4. Dallas Stoudenmire (1845 – 1882)
Even if less known, Dallas was very prolific in gunfights, being involved in more confrontations than most of his famous contemporaries (Wyatt Earp, John Selman, Luke Short or Doc Holliday). He had a career as a lawman, being the town marshal for Socorro, New Mexico. Later on, he became town marshal in El Paso. Stoudenmire had his moment of glory, during the fight remembered as the “Four Dead in Five Seconds Gunfight”, which took place on April 14, 1881. Then, Marshal Dallas accounted three of the four resulted killings. The gunfight was intensively presented in newspapers from all the country, bringing to Dallas the fame of a very skilled gunman. Stoudenmire died on September 18, 1882, in a gunfight with his long time enemy Doc Manning.
3. Henry McCarty “Billy the Kid” (1859 – 1881)
Billy started with small crimes, in the range of stealing food or clothing, but very quickly muted his attention to firearms. He was arrested in 1875, but he managed to escape and move to Arizona. That was the step that made him an outlaw, and also a federal fugitive. He was credited with eight killings, including the Lincoln County Sheriff William J. Brady. He was captured in December 1880, by the sheriff Pat Garrett, and convicted of the murder of Brady. During 1881, Billy was sentenced to death, the execution being scheduled for May of the same year. On April 28, Billy the Kid managed to escape jail, killing two sheriff’s deputies during the escape, and managing to remain undetected for the next two months. Pat Garret found him. Billy was shot and killed by Garrett, in Fort Summer on July 14, 1881. Over the following decades, there were many legends related to the fact that Billy had not died then. He is buried at the Old Fort Sumner Cemetery.
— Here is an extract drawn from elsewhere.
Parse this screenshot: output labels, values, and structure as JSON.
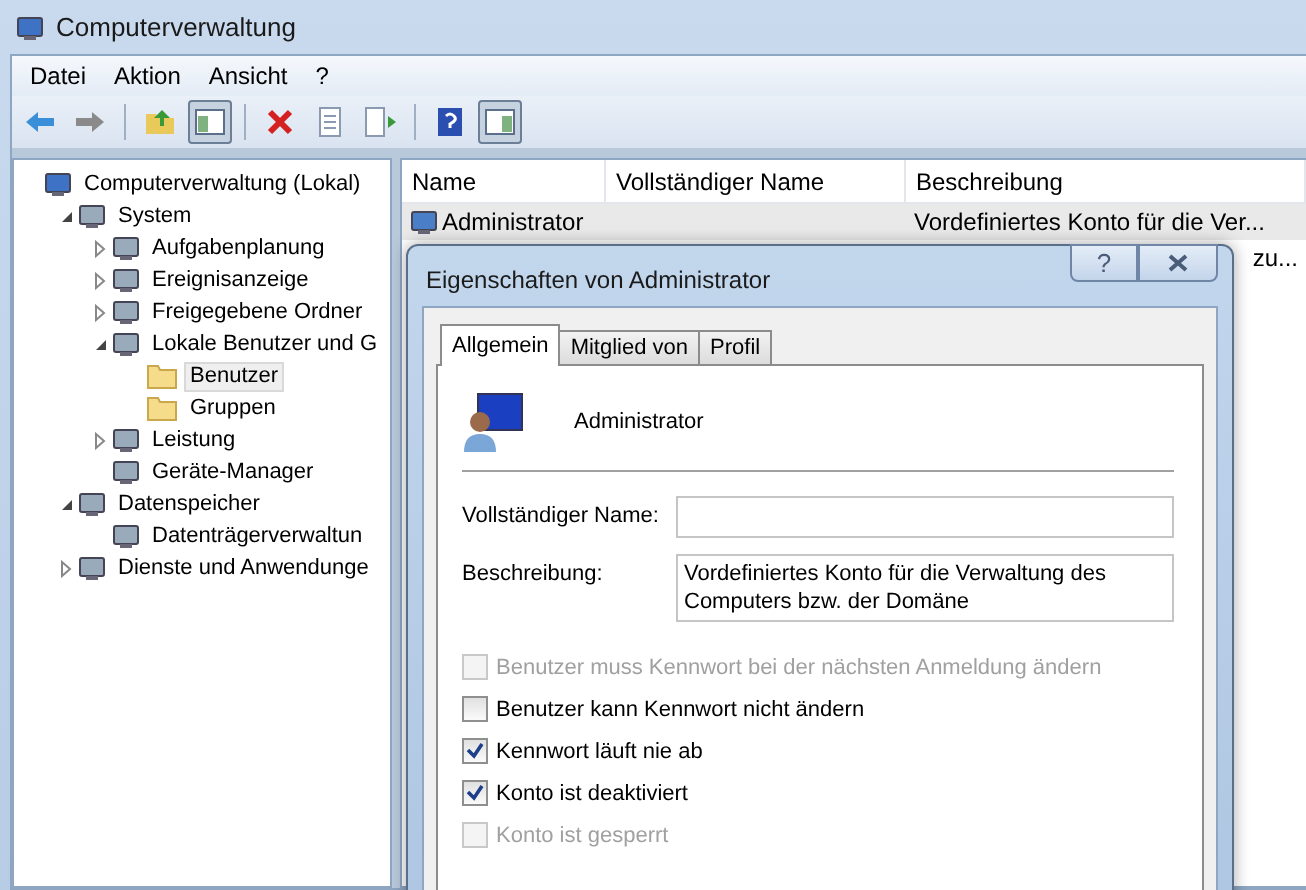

2. John King Fisher (1853 – 1884)
Originally from Collin County, north of Dallas, Texas, Fisher started off his criminal career in 1871, when he was arrested for horse theft, and sentenced to two years in prison. He was released in the same year, because of his young age. After his prison years, he took part in posse activities, presenting himself as a gunman. He started to live as a gunman, starting to operate with a band of outlaws, carrying raids and into New Mexico. When a dispute over the stolen goods degenerated, Fisher killed three of his fellow bandits, an action that made him become the gang leader. He was credited with numerous killings and known for being very fast with a gun. He died at the age of 30, in an ambush in which he was shot for thirteen times. Fisher was initially buried on his ranch but later moved to the Pioneer Cemetery in Uvalde, Texas.
1. Sam Bass (1851 – 1878)
Sam’s main occupation was robbery, armed robbery. Even if he started having a simple and positive dream in his mind, the one of becoming a cowboy, he soon realized that that kind of life was not fitting him. His transformation from farmer to outlaw went straight forward without issues. He became specialized in armed robbery, reporting a serious career in that sector. His gang managed to rob also the Union Pacific gold train, reporting a $60,000 “prize”, which is to this day the largest loss caused by a robbery, reported by the Union Pacific. His career ended when he tried to rob a small bank in Round Rock. During the action, Bass was wounded by Texas Rangers and eventually died on his 27th birthday, two days after the gunfight.
(Article was written using references from TheVintageNews.com, Wikipedia.com)